-      Survey of Active Buddhist Temples in Ulaanbaatar in 2005 – 2006, with some annotations in 2007 and 2011 (64 pages in English)

-      Ulaanbaatar khot dakh’ buddiin shashnii süm khiidüüdiin towch lawlakh, 2006. (27 pages in Mongolian)

-      Connected to these materials, based on the terms used in them and for future use for the project, they prepared 

a glossary of 877 terms (Mongolian-Tibetan-English).

In cooperation with Krisztina Teleki responsible for interviews in 2006-2007 with old monks who had been monks before the purges and were still attending a monastery in Ulaanbaatar or in Zuunmod, Töw aimag. In all they interviewed 40 old monks, originally coming from all parts of the country, conducting first interviews with 31 of them in 2006 (prior to the ACM Documentation of Mongolian Monasteries project).

For the 2007 Arts Council of Mongolia countrywide survey, together with Krisztina Teleki, based on the experience gained from their previous interviews, contributed to the questionnaire for gathering information about active (or revived) monasteries that were included in the survey partly on their recommendation. They also prepared the survey questionnaire and methodology for conducting the Oral Histories with old monks, ex-monks and others. Also contributed to the site pro-forma for recording information about the old monastic sites.

She and Krisztina Teleki comprised research Team D In the 2007 Arts Council of Mongolia countrywide survey and worked in Öwörkhangai and Dundgow’ aimags, and the south part of Töw aimag.

Her researches in 2005/2006 were supported by the Hungarian Scholarship Board’s six month scholarship and the Gate of the Dharma Buddhist Foundation (Hungary), in 2007 summer by the Stein Arnold Exploration Fund of the British Academy, the research exchange program (OTKA 62501) between the Department of Inner Asian Studies, ELTE, Budapest and the Institute of Language and Literature of the Mongolian Academy of Sciences, and also by the Gate of the Dharma Buddhist Foundation (Hungary).

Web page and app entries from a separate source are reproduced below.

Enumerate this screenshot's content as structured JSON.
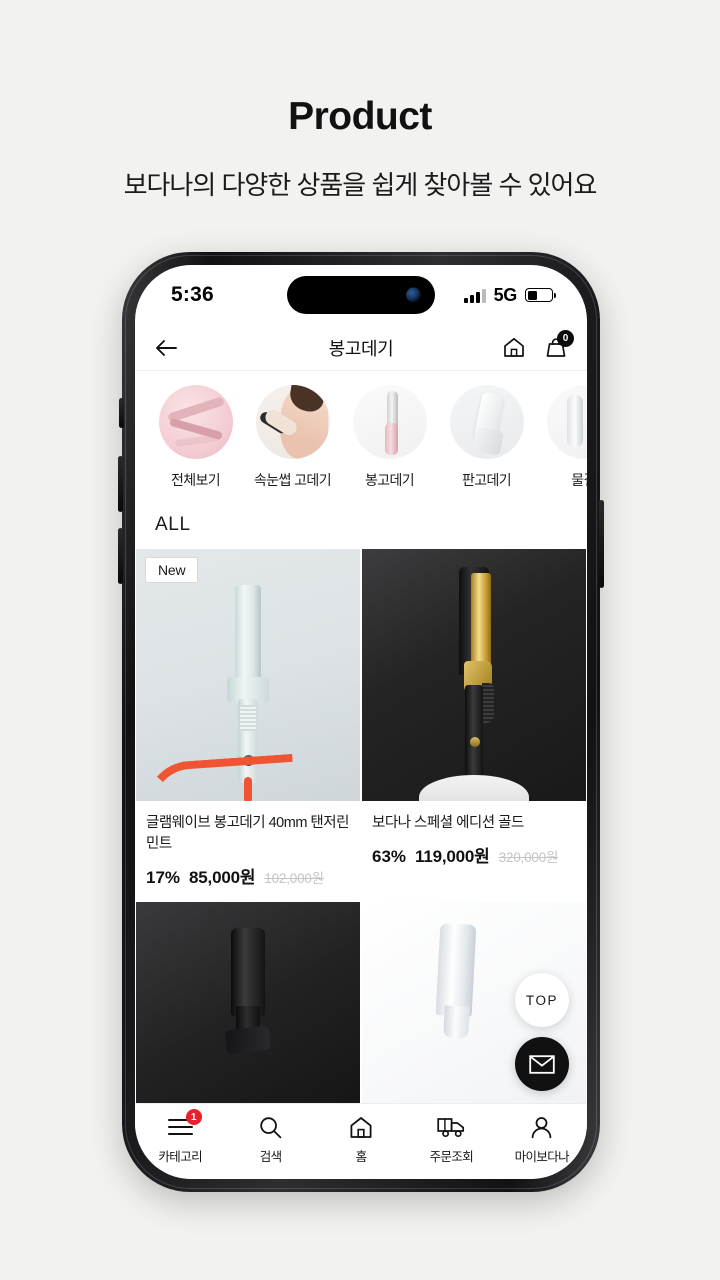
{
  "page": {
    "title": "Product",
    "subtitle": "보다나의 다양한 상품을 쉽게 찾아볼 수 있어요"
  },
  "status_bar": {
    "time": "5:36",
    "network": "5G",
    "signal_icon": "signal-bars-icon",
    "battery_icon": "battery-icon"
  },
  "app_header": {
    "back_icon": "back-arrow-icon",
    "title": "봉고데기",
    "home_icon": "home-icon",
    "cart_icon": "shopping-bag-icon",
    "cart_count": "0"
  },
  "categories": [
    {
      "label": "전체보기",
      "image": "pink-beauty-tools-collage"
    },
    {
      "label": "속눈썹 고데기",
      "image": "model-applying-makeup"
    },
    {
      "label": "봉고데기",
      "image": "pink-silver-curling-iron"
    },
    {
      "label": "판고데기",
      "image": "white-flat-iron"
    },
    {
      "label": "물결",
      "image": "wave-iron"
    }
  ],
  "section": {
    "all_label": "ALL"
  },
  "products": [
    {
      "badge": "New",
      "name": "글램웨이브 봉고데기 40mm 탠저린민트",
      "discount": "17%",
      "price": "85,000원",
      "original_price": "102,000원",
      "image": "mint-curling-iron-coral-cord"
    },
    {
      "badge": "",
      "name": "보다나 스페셜 에디션 골드",
      "discount": "63%",
      "price": "119,000원",
      "original_price": "320,000원",
      "image": "gold-black-curling-iron"
    },
    {
      "badge": "",
      "name": "",
      "discount": "",
      "price": "",
      "original_price": "",
      "image": "black-styler-dark-background"
    },
    {
      "badge": "",
      "name": "",
      "discount": "",
      "price": "",
      "original_price": "",
      "image": "white-styler-light-background"
    }
  ],
  "floating": {
    "top_label": "TOP",
    "mail_icon": "envelope-icon"
  },
  "bottom_nav": [
    {
      "label": "카테고리",
      "icon": "hamburger-menu-icon",
      "badge": "1"
    },
    {
      "label": "검색",
      "icon": "search-icon",
      "badge": ""
    },
    {
      "label": "홈",
      "icon": "home-icon",
      "badge": ""
    },
    {
      "label": "주문조회",
      "icon": "delivery-truck-icon",
      "badge": ""
    },
    {
      "label": "마이보다나",
      "icon": "person-icon",
      "badge": ""
    }
  ],
  "colors": {
    "background": "#f2f2f0",
    "accent_red": "#e8212b",
    "text_primary": "#111111"
  }
}
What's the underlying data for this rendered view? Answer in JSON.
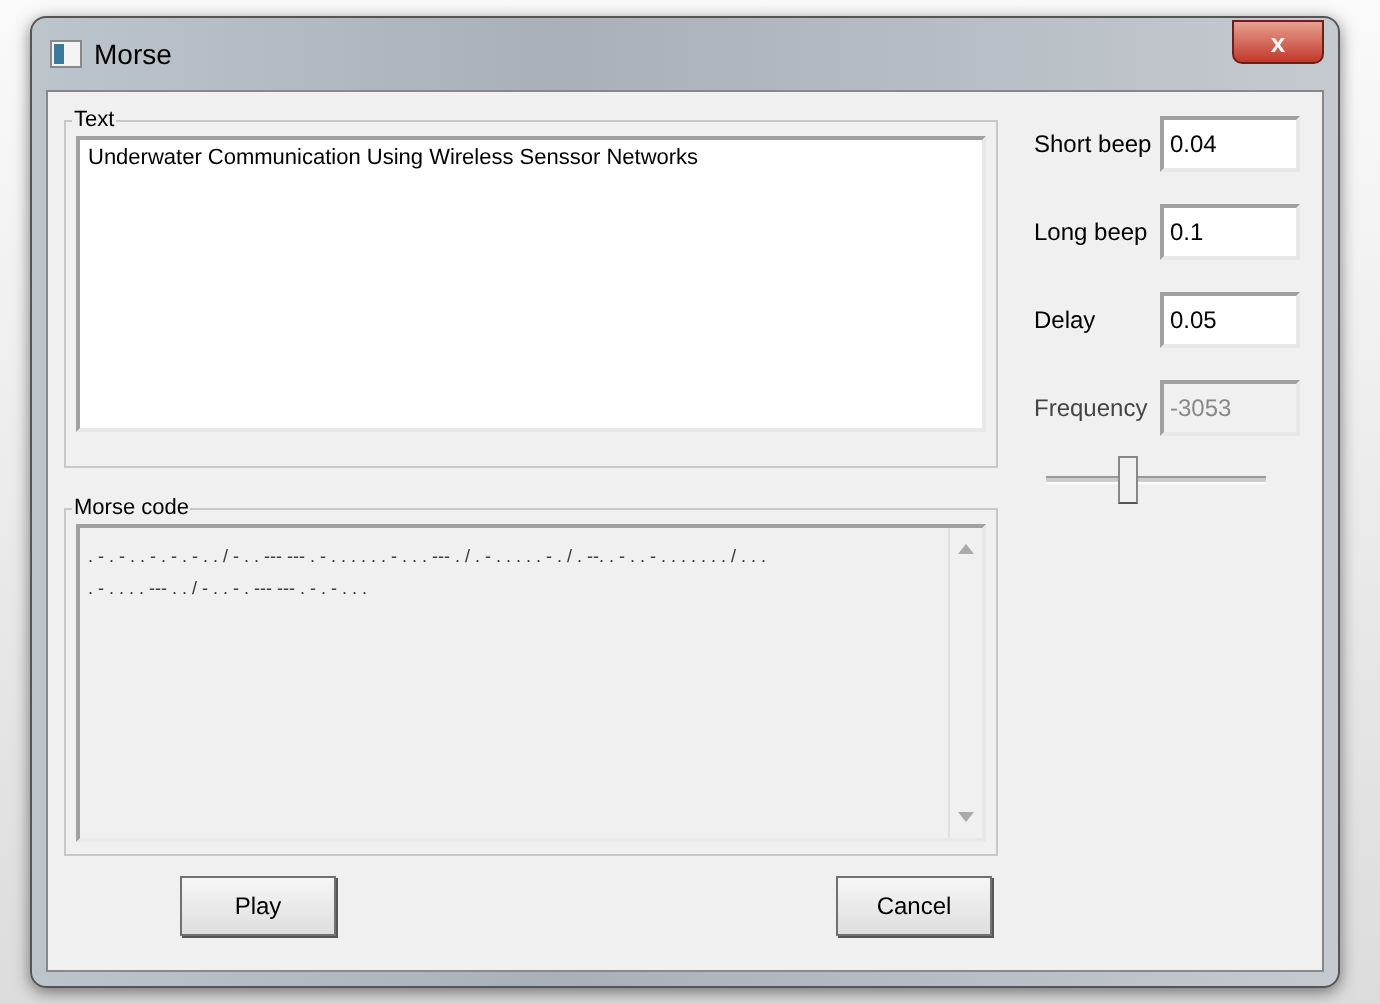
{
  "window": {
    "title": "Morse",
    "close": "x"
  },
  "text_group": {
    "label": "Text",
    "value": "Underwater Communication Using Wireless Senssor Networks"
  },
  "morse_group": {
    "label": "Morse code",
    "value": ". - . - . . - . - . - . . / - . . --- --- . - . . . . . . - . . . --- . / . - . . . . . - . / . --. . - . . - . . . . . . . / . . .\n. - . . . . --- . . / - . . - . --- --- . - . - . . ."
  },
  "settings": [
    {
      "label": "Short beep",
      "value": "0.04",
      "disabled": false
    },
    {
      "label": "Long beep",
      "value": "0.1",
      "disabled": false
    },
    {
      "label": "Delay",
      "value": "0.05",
      "disabled": false
    },
    {
      "label": "Frequency",
      "value": "-3053",
      "disabled": true
    }
  ],
  "slider": {
    "level": 0.36
  },
  "buttons": [
    {
      "label": "Play"
    },
    {
      "label": "Cancel"
    }
  ]
}
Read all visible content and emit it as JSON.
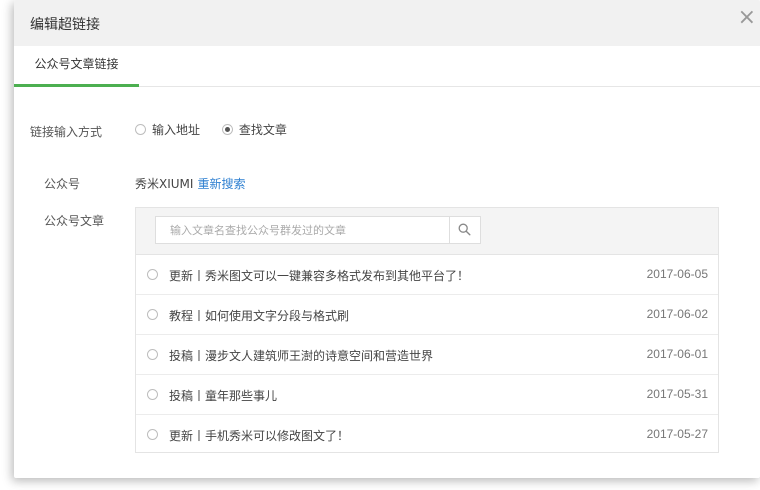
{
  "dialog": {
    "title": "编辑超链接",
    "close_glyph": "×"
  },
  "tabs": [
    {
      "label": "公众号文章链接",
      "active": true
    }
  ],
  "link_mode": {
    "label": "链接输入方式",
    "options": [
      {
        "label": "输入地址",
        "checked": false
      },
      {
        "label": "查找文章",
        "checked": true
      }
    ]
  },
  "account": {
    "label": "公众号",
    "name": "秀米XIUMI",
    "research_label": "重新搜索"
  },
  "articles": {
    "label": "公众号文章",
    "search_placeholder": "输入文章名查找公众号群发过的文章",
    "search_icon": "search-icon",
    "items": [
      {
        "title": "更新丨秀米图文可以一键兼容多格式发布到其他平台了！",
        "date": "2017-06-05"
      },
      {
        "title": "教程丨如何使用文字分段与格式刷",
        "date": "2017-06-02"
      },
      {
        "title": "投稿丨漫步文人建筑师王澍的诗意空间和营造世界",
        "date": "2017-06-01"
      },
      {
        "title": "投稿丨童年那些事儿",
        "date": "2017-05-31"
      },
      {
        "title": "更新丨手机秀米可以修改图文了！",
        "date": "2017-05-27"
      }
    ]
  },
  "colors": {
    "accent_green": "#4caf50",
    "link_blue": "#2f80d1"
  }
}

Between 2010-2014 she held a three-year research scholarship from the Hungarian Academy of Sciences (Bolyai János Research Scholarship) for conducting research on the monastic system of Mongolian Buddhism, its main monasteries and the activities of the high lamas connected to these main monastic sites.